Doug Cohen Social Media Examiner POSSIBLY if your business model is LOW end / HIGH volume and very transactional in nature. But I still say your first impression to a potential customer is annoying if the first encounter is a pop up bot and as a business owner I would never want to build the type of business that throws tons of stuff at the wall because statistically some of it will stick. When someone tells me the bot strategy “works” I say no. No it doesn’t. I want to CONNECT people to my brand. Not sell at people from my brand. I want 10 customers that love my brand. Not 20 that see me as a commodity. That has to be the approach in everything I do on behalf of the brand to create the brand I really want and you’ve sabotaged that right at the most important step if the first impression is ROBOT and NOT HUMAN.
Another Lazy Marketer With A Dumb Bot Strategy
Let’s take another look at a bot strategy in action. Remember the twitter example I used earlier about scheduling tweets that were at least composed as tweets? Even this can be horribly executed with a bot. This involves an app that can actually be useful for some things but that many use as a sophisticated bot called IFTTT (If This, Then That). This guy whose name I’ve blocked out so as not to take direct public shots at him fashions himself a “content specialist”. Good grief - let’s take a look at how “special” his content is:
Yep - he tweets “Good Morning! What are you up to today?” every. single. day. Well actually “he” doesn’t. IFTTT does.
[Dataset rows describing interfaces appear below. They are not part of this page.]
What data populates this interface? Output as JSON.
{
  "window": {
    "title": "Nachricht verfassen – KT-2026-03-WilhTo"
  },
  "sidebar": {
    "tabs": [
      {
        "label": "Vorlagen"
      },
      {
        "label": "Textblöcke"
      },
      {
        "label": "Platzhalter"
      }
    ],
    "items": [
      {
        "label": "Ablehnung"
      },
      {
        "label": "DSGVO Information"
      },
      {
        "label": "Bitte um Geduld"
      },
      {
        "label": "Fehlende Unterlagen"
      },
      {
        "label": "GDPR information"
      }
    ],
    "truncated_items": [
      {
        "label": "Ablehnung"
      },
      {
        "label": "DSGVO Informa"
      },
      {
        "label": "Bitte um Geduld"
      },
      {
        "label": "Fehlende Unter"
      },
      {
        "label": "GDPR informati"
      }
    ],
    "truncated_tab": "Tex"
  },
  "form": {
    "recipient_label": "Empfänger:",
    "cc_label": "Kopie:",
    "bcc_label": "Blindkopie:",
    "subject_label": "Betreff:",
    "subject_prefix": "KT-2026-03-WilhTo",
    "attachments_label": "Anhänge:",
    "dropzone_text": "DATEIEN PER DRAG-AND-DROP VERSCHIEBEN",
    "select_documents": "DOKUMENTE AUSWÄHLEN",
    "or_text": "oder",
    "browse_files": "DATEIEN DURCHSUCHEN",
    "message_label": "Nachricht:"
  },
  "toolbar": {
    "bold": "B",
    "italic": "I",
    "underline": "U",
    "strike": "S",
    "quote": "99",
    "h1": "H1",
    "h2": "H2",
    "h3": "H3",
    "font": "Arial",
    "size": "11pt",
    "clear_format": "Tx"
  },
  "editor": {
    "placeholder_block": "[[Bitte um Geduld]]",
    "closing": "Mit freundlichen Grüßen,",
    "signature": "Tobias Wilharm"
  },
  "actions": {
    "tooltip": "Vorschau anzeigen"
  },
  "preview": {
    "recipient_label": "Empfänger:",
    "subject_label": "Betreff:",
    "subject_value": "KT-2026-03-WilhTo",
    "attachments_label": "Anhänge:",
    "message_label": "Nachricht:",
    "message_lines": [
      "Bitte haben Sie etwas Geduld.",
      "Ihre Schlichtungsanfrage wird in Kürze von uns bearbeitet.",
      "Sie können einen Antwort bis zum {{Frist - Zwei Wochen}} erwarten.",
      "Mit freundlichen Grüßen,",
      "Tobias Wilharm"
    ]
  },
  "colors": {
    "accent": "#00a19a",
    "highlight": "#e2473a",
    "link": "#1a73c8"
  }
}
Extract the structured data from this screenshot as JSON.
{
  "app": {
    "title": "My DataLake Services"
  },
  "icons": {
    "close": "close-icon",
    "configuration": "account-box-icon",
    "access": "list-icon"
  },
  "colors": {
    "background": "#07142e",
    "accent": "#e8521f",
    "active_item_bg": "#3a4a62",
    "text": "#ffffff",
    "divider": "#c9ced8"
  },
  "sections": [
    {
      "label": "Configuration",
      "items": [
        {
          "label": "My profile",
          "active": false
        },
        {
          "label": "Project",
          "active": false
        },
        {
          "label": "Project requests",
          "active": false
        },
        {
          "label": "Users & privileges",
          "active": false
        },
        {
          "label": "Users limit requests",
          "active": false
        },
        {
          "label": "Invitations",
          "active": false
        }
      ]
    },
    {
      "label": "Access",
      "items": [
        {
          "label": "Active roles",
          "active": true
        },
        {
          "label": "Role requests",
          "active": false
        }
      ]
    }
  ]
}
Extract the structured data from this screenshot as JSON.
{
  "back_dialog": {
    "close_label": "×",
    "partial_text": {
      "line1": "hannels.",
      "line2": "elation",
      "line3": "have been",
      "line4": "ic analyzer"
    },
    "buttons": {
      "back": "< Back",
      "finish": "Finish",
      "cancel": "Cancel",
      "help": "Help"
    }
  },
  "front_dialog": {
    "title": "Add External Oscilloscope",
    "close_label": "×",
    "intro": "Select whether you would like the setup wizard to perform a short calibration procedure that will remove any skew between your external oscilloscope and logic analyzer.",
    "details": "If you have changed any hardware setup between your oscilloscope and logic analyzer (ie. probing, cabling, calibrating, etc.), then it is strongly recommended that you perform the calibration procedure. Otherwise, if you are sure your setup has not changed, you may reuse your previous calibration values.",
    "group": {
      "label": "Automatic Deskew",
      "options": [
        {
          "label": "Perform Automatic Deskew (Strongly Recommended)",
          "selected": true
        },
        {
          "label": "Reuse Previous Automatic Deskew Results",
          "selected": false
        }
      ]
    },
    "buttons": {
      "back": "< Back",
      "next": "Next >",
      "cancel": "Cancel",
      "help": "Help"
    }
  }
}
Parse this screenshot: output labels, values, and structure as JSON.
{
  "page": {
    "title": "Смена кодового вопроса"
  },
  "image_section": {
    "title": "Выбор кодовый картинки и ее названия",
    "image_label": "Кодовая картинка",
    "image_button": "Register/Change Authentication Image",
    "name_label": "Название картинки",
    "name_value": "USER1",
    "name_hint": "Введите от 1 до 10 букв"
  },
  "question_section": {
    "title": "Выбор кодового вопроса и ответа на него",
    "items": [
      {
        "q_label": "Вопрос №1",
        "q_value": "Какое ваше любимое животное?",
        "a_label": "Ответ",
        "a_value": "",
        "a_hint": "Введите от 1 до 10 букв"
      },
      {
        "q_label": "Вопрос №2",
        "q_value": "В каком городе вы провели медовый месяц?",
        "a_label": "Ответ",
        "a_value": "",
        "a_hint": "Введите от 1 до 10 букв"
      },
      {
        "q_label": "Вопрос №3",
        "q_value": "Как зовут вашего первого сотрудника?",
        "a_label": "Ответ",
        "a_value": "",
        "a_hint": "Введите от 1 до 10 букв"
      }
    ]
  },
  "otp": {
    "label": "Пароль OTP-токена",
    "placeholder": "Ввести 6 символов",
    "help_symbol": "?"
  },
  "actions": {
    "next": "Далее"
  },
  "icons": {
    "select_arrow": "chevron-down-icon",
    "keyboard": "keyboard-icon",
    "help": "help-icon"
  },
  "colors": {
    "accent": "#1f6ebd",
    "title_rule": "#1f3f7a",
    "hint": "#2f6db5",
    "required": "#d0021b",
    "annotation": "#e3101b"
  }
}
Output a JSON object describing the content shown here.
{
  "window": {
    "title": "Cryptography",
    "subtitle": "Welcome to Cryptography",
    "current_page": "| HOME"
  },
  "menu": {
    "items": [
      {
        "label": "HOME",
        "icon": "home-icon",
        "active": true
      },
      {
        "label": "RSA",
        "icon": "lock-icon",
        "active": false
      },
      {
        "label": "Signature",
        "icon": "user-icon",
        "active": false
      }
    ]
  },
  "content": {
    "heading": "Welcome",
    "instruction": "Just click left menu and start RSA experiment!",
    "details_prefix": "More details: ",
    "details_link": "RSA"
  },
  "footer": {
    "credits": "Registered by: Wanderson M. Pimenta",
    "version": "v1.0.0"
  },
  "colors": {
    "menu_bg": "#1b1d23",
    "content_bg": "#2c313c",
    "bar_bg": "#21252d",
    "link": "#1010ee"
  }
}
Twitter even shows you that it’s IFTTT that’s doing it. And sure enough I scrolled back two months - 60 straight days this tweet went out and TWICE it got ONE like. No retweets, no replies. Why would anyone ever hire this “content specialist”??? That’s his content as a specialist? For crying out loud…. Listen I don’t post a ton for M10 Social - I’m busier posting for my clients and I’m not trying to be a “guru”, but when I do post I make it count for Pete’s sake. I’m deliberate about it. This is what I mean when I say lazy, or just automating mud at the wall with a mudslinging bot to see what sticks (2 out of 60 in this case if you consider one random like per month “sticking”).
Conclusion? DON’T USE BOTS. They suck. Feel free to argue with me below. My answer to whatever you say and whatever example you relate is going to be a personal response would have been better with VERY few exceptions that prove the rule.
M10 Social is owned by Doug Cohen in West Bloomfield, MI and provides social media training and digital marketing services from the Frameable Faces Photography studio Doug owns with his wife Ally. He can be reached there at tel:248-790-7317, by mobile at tel:248-346-4121 or via email at mailto:firstname.lastname@example.org.